3. Reduce your Ambient Light
If you’re still trying your best to get a little more brightness out of your projector and the other two options haven’t worked yet, then do everything you can to reduce your ambient light. Examples of ambient light would be any extra light that comes through windows with weak, translucent or non-existent shades, stage wash that bounces off white walls into the screen surface, and house or overhead lighting to light the room or seats. By reducing the amount of ambient light in your room, you’ll make your surface that you are trying to project on a bit darker. When your surface has less ambient light, your projection will appear brighter because you’ve lowered the contrast. There’s nothing harsher on your projection output than sunlight and other ambient light bleed.

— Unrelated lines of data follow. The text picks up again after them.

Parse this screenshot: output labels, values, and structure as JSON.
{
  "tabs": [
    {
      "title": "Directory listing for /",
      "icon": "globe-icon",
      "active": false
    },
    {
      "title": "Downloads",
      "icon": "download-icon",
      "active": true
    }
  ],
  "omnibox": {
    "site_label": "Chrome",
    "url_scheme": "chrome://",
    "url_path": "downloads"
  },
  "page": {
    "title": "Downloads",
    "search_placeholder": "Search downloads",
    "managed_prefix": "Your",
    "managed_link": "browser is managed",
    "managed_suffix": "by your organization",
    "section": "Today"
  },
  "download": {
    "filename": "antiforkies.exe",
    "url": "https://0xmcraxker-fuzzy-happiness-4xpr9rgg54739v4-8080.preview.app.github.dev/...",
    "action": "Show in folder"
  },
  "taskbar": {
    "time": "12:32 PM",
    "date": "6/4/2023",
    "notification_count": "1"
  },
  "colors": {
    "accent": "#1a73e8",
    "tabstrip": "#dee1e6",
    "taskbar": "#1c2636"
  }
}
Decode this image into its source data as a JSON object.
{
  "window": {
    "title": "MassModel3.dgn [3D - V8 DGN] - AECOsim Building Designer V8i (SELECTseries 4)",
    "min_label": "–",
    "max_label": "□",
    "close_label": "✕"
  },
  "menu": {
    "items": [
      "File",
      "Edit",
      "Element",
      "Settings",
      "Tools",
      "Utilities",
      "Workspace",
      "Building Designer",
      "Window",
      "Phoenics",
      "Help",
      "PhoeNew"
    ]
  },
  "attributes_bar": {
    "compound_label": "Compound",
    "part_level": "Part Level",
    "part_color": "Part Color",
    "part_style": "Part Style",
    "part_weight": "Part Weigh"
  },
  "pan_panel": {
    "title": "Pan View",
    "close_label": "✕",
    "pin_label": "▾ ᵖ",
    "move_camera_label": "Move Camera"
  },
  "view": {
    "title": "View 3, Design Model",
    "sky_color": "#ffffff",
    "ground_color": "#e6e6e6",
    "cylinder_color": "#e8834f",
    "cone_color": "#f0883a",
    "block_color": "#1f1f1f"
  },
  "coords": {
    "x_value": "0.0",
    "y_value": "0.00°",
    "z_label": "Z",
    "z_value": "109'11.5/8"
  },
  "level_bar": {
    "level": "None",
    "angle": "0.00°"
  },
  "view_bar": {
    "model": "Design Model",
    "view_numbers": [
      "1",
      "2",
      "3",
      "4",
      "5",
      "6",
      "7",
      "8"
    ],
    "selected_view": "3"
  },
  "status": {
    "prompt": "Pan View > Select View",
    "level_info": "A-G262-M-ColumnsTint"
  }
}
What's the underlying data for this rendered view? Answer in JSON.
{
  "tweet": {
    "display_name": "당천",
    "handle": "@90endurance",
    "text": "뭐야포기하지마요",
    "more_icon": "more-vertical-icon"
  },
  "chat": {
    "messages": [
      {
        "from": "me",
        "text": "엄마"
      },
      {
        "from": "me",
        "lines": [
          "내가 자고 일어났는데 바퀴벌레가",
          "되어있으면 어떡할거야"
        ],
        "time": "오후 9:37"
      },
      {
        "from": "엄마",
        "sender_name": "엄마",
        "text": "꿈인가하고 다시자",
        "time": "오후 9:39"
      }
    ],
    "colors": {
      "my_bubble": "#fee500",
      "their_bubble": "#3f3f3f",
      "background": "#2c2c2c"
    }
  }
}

4. Keep your air vents clean.
One of the biggest mistakes in making your projectors bright is to have neglected the air vents. When your air vents are clean, the projector is able to dissipate (or exhale) hot air efficiently. By being able to discharge the excess heat in a unit, the lamp can burn brighter for longer without strain. This technique may not increase the brightness, but it will prolong your brightness over time. It’s good practice to clean your air vents on the projectors you use on a monthly or quarterly basis. Especially after you get a new lamp put in.
5. Adjust your Input Source.
Lastly, if you are looking to increase projector brightness, and all of the other options still aren’t enough, you can try adjusting your input source. This won’t change your blacks or your whites, but any of the shades that are between them, and help give the perception that your entire image is brighter. By adjusting you input source (via a software, or custom color calibration on your computer or output device), you can increase the brightness and contrast settings slightly to increase the overall output. I often will boost brightness by about 10% and increase contrast as well. This will help make your mid range colors seem a tad brighter, and give you the desired look.
I hope this list of 5 ways to brighten your projector helps you get the best bang for your buck. If you’ve tried anything specific in the past that has allowed you to brighten the projectors you own, please feel free to share it with us on Facebook!